▶ [PROBLEM DESCRIPTION]:
I would like each line of the data that holds the word "example" copied out.

▶ [PROVIDED RECORDS]:
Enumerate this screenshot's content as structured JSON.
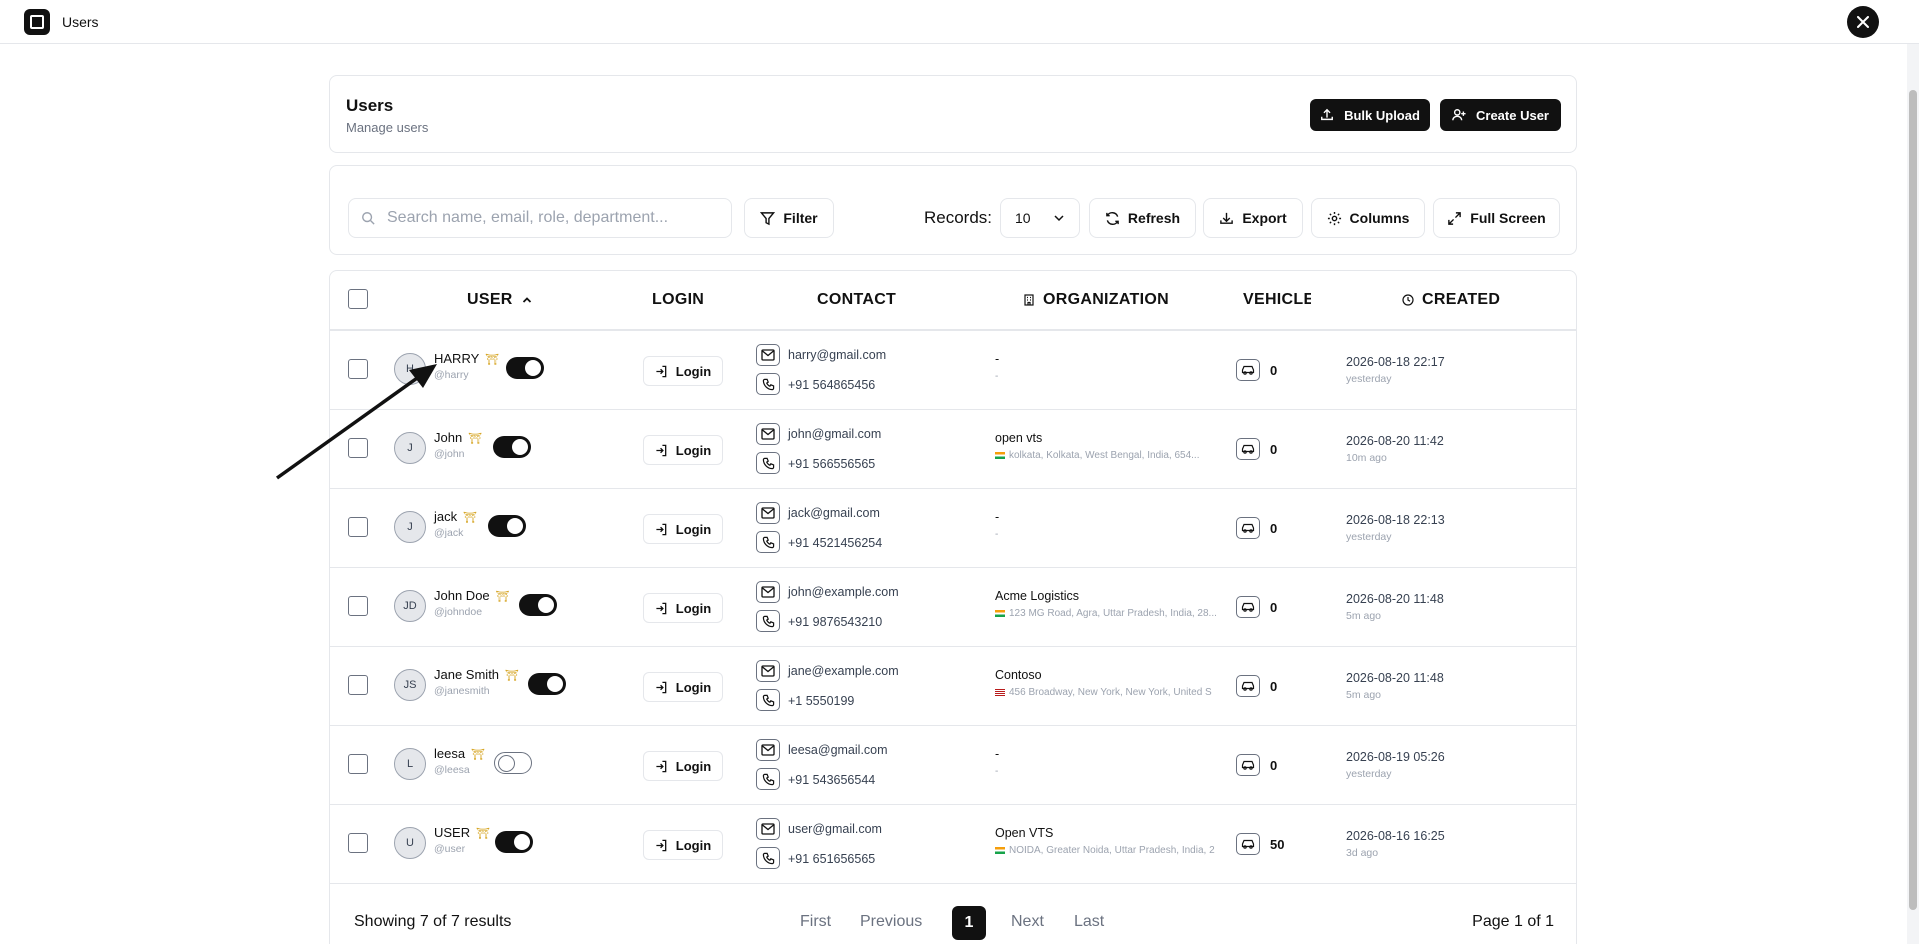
{
  "window": {
    "title": "Users"
  },
  "header": {
    "title": "Users",
    "subtitle": "Manage users",
    "bulk_upload_label": "Bulk Upload",
    "create_user_label": "Create User"
  },
  "toolbar": {
    "search_placeholder": "Search name, email, role, department...",
    "filter_label": "Filter",
    "records_label": "Records:",
    "records_value": "10",
    "refresh_label": "Refresh",
    "export_label": "Export",
    "columns_label": "Columns",
    "fullscreen_label": "Full Screen"
  },
  "table": {
    "columns": {
      "user": "USER",
      "login": "LOGIN",
      "contact": "CONTACT",
      "organization": "ORGANIZATION",
      "vehicle": "VEHICLE",
      "created": "CREATED"
    },
    "login_button_label": "Login",
    "rows": [
      {
        "initials": "H",
        "name": "HARRY",
        "handle": "@harry",
        "active": true,
        "email": "harry@gmail.com",
        "phone": "+91 564865456",
        "org": "-",
        "address": "-",
        "flag": "",
        "vehicles": "0",
        "created": "2026-08-18 22:17",
        "created_rel": "yesterday"
      },
      {
        "initials": "J",
        "name": "John",
        "handle": "@john",
        "active": true,
        "email": "john@gmail.com",
        "phone": "+91 566556565",
        "org": "open vts",
        "address": "kolkata, Kolkata, West Bengal, India, 654...",
        "flag": "in",
        "vehicles": "0",
        "created": "2026-08-20 11:42",
        "created_rel": "10m ago"
      },
      {
        "initials": "J",
        "name": "jack",
        "handle": "@jack",
        "active": true,
        "email": "jack@gmail.com",
        "phone": "+91 4521456254",
        "org": "-",
        "address": "-",
        "flag": "",
        "vehicles": "0",
        "created": "2026-08-18 22:13",
        "created_rel": "yesterday"
      },
      {
        "initials": "JD",
        "name": "John Doe",
        "handle": "@johndoe",
        "active": true,
        "email": "john@example.com",
        "phone": "+91 9876543210",
        "org": "Acme Logistics",
        "address": "123 MG Road, Agra, Uttar Pradesh, India, 28...",
        "flag": "in",
        "vehicles": "0",
        "created": "2026-08-20 11:48",
        "created_rel": "5m ago"
      },
      {
        "initials": "JS",
        "name": "Jane Smith",
        "handle": "@janesmith",
        "active": true,
        "email": "jane@example.com",
        "phone": "+1 5550199",
        "org": "Contoso",
        "address": "456 Broadway, New York, New York, United S",
        "flag": "us",
        "vehicles": "0",
        "created": "2026-08-20 11:48",
        "created_rel": "5m ago"
      },
      {
        "initials": "L",
        "name": "leesa",
        "handle": "@leesa",
        "active": false,
        "email": "leesa@gmail.com",
        "phone": "+91 543656544",
        "org": "-",
        "address": "-",
        "flag": "",
        "vehicles": "0",
        "created": "2026-08-19 05:26",
        "created_rel": "yesterday"
      },
      {
        "initials": "U",
        "name": "USER",
        "handle": "@user",
        "active": true,
        "email": "user@gmail.com",
        "phone": "+91 651656565",
        "org": "Open VTS",
        "address": "NOIDA, Greater Noida, Uttar Pradesh, India, 2",
        "flag": "in",
        "vehicles": "50",
        "created": "2026-08-16 16:25",
        "created_rel": "3d ago"
      }
    ]
  },
  "pagination": {
    "showing": "Showing 7 of 7 results",
    "first": "First",
    "previous": "Previous",
    "current": "1",
    "next": "Next",
    "last": "Last",
    "page_info": "Page 1 of 1"
  }
}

▶ [YOUR RESPONSE]:
        "email": "john@example.com",
        "email": "jane@example.com",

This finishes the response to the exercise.